"It was April in 1981 when a party of four camped for two days and nights on
the forested slopes of Mount Evermann, the central peak of Socorro, a volcanic
island in the Pacific some 400 kilometres southwest of Baja California, Mexico.
Their fruitless search confirmed their suspicions: the Socorro dove, an
endearingly tame bird unique to the island, had disappeared, eaten by the cats
of Spanish colonists, pushed out by grazing sheep and shot from the sky by
But the species had not vanished. Fifty six years prior to this search, in
1925, 17 Socorro doves had been collected from the island and transported to a
bird keeper in California in the US. Somehow, almost 100 years later, the
descendants of these birds – the last Socorro doves on the planet – are still
with us, distributed across captive facilities in Europe and North America.
It’s a strange liminal space: disappeared from the wild, yet not entirely
extinct. And it’s one not peculiar to the Socorro dove. Our research has
confirmed that at least 33 animals and 39 plants no longer have wild
populations, but survive under human care in places such as zoos, aquariums,
botanic gardens and seed banks.
These species are categorised as “extinct in the wild” under the IUCN Red List
of Threatened Species, the system conservation biologists use to evaluate and
communicate extinction risk. It’s a diverse set that includes the manicillo, a
relative of the peanut only found in Bolivia; the Tali palm originally

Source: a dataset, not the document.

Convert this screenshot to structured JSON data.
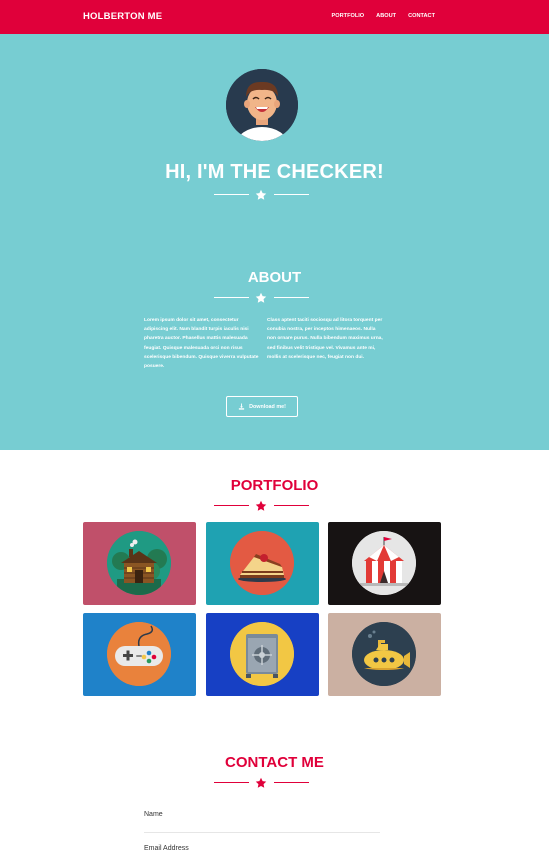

identified from a lone specimen on the campus of Dhaka University in
Bangladesh; and a number of tree snails from the remote Society Islands in the
In one sense, here is something worth celebrating: a group that has given
extinction the slip. But what does the future look like for these species?
Human care will not preserve them indefinitely. On the contrary, the longer
they spend in captivity the more they risk becoming inbred or losing the
genetic diversity that helps them resist diseases and other threats.
Eventually, outright extinction looms, especially if their populations are
*** Xanni ***
Chief Scientist, Xanadu
Partner, Glass Wings
Manager, Serious Cybernetics